Nature Blog Network

Saturday, September 13, 2008

On the Failure of Names

There is so much I could say about Karen's latest post, but I will defer to her and Mr. Prosek. Here are a few quotes I like:

"I began to understand that species were less static than the fathers of modern taxonomy—those like Carl Linnaeus—once believed. That nature was static and classifiable was an idea perpetuated by the natural history museum (repository for dead nature), the zoo (repository for living nature), and the book (repository for thoughts and images related to nature). These mediums were all distillations of nature, what individuals of authority deemed an appropriate cross section to present to the public. None had adequately represented Nature—at once chaotic, multifarious, and interconnected."

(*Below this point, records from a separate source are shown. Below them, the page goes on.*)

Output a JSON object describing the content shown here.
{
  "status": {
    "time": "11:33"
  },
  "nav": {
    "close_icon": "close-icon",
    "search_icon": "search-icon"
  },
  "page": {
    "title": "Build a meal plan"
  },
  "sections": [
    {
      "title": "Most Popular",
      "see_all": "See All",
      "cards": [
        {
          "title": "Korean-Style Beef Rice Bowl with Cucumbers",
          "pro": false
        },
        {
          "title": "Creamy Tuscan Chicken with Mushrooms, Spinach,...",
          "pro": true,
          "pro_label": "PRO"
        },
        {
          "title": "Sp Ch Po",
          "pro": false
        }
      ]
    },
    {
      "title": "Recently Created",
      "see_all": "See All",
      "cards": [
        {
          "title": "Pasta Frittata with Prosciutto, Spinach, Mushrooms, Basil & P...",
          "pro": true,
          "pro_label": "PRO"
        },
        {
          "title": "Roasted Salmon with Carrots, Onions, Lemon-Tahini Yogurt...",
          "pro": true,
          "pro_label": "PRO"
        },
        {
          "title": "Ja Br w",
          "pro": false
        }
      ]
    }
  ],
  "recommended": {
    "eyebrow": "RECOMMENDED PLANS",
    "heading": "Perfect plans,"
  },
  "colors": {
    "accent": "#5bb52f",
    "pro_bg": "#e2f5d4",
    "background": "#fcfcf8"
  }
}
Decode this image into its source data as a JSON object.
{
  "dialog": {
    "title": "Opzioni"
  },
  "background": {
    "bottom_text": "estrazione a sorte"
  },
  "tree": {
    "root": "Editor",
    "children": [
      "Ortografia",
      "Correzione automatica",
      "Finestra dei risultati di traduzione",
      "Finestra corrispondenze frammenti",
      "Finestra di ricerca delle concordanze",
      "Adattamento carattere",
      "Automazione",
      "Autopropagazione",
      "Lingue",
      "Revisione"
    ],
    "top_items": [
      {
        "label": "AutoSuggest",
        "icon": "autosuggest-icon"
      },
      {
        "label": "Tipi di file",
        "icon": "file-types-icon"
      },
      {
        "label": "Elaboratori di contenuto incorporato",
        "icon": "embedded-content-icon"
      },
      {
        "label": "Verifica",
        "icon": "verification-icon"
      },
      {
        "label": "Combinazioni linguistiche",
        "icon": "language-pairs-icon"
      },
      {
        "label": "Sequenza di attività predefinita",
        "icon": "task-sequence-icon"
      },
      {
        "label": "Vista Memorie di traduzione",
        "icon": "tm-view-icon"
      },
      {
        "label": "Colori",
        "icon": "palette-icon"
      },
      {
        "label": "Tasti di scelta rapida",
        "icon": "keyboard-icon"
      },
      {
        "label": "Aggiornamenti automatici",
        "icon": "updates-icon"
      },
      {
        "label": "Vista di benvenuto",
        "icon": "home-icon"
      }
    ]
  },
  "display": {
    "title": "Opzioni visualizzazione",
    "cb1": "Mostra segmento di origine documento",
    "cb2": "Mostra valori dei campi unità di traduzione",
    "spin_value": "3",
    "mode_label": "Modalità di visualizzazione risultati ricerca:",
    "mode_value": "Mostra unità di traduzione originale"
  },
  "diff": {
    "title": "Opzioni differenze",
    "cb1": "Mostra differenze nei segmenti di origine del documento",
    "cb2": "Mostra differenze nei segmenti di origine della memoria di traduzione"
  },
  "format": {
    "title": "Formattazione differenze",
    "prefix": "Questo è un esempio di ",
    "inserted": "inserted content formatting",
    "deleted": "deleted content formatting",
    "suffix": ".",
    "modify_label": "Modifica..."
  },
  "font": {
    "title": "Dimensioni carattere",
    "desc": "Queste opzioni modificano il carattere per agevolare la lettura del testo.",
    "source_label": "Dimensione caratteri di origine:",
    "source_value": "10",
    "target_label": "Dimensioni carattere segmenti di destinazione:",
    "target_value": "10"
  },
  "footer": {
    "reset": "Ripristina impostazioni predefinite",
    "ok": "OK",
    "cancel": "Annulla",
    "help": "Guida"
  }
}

"Naming gives us the illusion that nature is fixed, but it is as fluid as the language used to describe it."

"I was conflicted—I loved the names that had first led me to recognize the existence of diversity (golden trout, Oncorhynchus aguabonita; blueback
trout, Salvelinus oquassa), but as I learned more I wanted to throw away the names, step beyond those constraints, in order to preserve a sense of wonder that I had felt from an early age."
Needless to say I will be putting in an order. While I am at it, I may just buy a few of his other beautiful books for my son and I to read!


  1. p.s. I think we should invite James Prosek to accompany us on the new Beagle.

  2. Because human longevity and ability to keep long term records is minute, to be generous, I think we can consider nature as static, for the sake of argument. In other words, I don't think the human society as we know it will last long enough (or our records) to see most of the changes happen.

  3. romunov, though I agree that human longevity (both as individuals and as a species) limits our ability to witness very long-term changes, we can nevertheless witness speciation as it happens, and we can also witness the blurred interspecific boundaries that are the result of ongoing speciation. For some examples with references, start here.


Note: Only a member of this blog may post a comment.